Because of my experience, I felt that I should put my two cents out into the universe.  Or at least my own findings on the matter even if it does broadcast in neon letters "Novice Here".

Hey, I can't develop my skill, if  I don't learn, right?

The subject in which I refer is the simple fact of watercolor paper curling, warping, or crinkling after exposed to a wet on wet technique and dried.  LOOK!  I even did a little test example for you -

Even if the paper is secured while I'm working through a piece, at the end when I lift it off the surface the curling/warping still happens.

I made my own assumptions on why this was happening through the first 15 pieces I produced.

Brand of paper?
Paper weight?
Cold press vs hot press?

This list, incidentally went on in my head.

After my research?

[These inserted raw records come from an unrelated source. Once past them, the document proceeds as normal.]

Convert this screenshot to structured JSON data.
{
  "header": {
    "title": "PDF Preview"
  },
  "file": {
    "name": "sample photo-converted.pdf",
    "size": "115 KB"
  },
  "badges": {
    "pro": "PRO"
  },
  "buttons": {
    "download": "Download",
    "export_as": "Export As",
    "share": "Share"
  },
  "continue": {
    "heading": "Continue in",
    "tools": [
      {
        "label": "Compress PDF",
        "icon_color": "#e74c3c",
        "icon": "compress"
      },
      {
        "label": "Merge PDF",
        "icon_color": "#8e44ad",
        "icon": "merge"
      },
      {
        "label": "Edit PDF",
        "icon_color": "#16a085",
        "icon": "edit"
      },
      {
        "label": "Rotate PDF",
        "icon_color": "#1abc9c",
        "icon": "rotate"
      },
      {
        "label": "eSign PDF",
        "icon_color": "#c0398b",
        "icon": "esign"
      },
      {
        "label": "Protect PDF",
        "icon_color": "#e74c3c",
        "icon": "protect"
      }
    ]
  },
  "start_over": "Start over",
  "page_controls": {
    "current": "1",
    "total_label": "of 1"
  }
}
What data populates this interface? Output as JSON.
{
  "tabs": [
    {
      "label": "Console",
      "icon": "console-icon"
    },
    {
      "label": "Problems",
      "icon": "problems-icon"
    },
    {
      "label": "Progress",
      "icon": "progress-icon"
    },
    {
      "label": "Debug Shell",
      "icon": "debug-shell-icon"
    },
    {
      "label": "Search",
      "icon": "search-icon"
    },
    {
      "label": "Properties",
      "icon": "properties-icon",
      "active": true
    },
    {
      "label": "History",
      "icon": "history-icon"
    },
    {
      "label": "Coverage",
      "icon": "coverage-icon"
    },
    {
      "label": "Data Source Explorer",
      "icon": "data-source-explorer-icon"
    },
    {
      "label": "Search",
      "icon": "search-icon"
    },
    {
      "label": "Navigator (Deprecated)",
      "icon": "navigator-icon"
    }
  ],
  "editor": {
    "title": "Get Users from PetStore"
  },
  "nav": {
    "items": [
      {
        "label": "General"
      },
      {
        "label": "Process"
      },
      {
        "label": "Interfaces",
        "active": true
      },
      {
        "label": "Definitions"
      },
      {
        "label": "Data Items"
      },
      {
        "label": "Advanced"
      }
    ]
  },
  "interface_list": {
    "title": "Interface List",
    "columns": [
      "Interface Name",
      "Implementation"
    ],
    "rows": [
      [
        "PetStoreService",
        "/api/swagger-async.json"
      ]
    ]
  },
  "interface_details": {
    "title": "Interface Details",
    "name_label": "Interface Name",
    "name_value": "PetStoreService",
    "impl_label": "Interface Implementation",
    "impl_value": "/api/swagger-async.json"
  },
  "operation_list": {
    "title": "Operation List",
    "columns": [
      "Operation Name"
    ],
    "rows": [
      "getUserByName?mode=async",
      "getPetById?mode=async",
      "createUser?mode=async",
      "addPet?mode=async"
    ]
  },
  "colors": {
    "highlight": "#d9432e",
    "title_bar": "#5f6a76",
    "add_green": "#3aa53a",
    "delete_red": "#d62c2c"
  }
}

It basically gave me a big fat "maybe" to all those questions above.  But I learned that "stretching" my lower weight paper might help with my paper issues.

So of course, I started to experiment.

Basically, you are supposed to take your lower weight watercolor paper (mine is 140lb XL Canson cold press paper) and submerge it into a shallow bath of room temperature water anywhere from 10 minutes up to 15-20.  This causes the paper to expand.  It's sort of like a science experiment where you have to do some trial and error to find the right combination of paper type and time.  I think brand definitely has a lot to do with your timing too.  Apparently there is a fine line of too little bath time to too much bath time.

After the ten minute mark, you can check the paper by pulling down one of the corners.  If it snaps back into place, it hasn't soaked long enough.  If the corner stays when you pull it down, then you've soaked long enough.  Should your paper corner fall of its own accord, then you've soaked it way to long.

Once the paper has soaked enough, it needs to be laid out and secured on a board of some kind.  For me, I have a foam core board that I use.  Laying wet paper out on the board, I take a damp sponge and gently push out any trapped air bubbles underneath.  Then I staple all edges to the board and lay flat to dry overnight.

I did 8 1/2" x 11" sheets here for 8" x 10" pictures.   You can stretch a larger piece of paper and cut away the edges later, if you prefer.  I removed the papers from the board once dried and secured them elsewhere for me to work on.  The paper still warped a little bit so I think I will try to work off of this board itself and remove the finished piece afterwards for trimming and framing. Plus increase my soak time - I think I removed them too early from their bath.

Also, weight can play a major factor in avoiding paper curl as well.  The larger weights will help reduce that, but the trade off here is that they are hella expensive.

Like WHOA.

One sheet of Arches 300 lb cold press watercolor paper runs for 20 bucks at Michaels.

20 BUCKS.

I'm just gonna let that sink in here for a minute.

My goal is to eventually create illustrations on a much larger scale.  Rolls of WC paper are many and expensive.  Before I'm comfortable committing to one particular brand/weight/type, I will need to experiment more.  Incidentally, because of the cost factor here, it may take me a while.

At least I didn't jump the gun and commit to one randomly only to find out I hate it! ;}

I think Mike would probably agree with that assessment as well.

Happy creating!



XO

ANF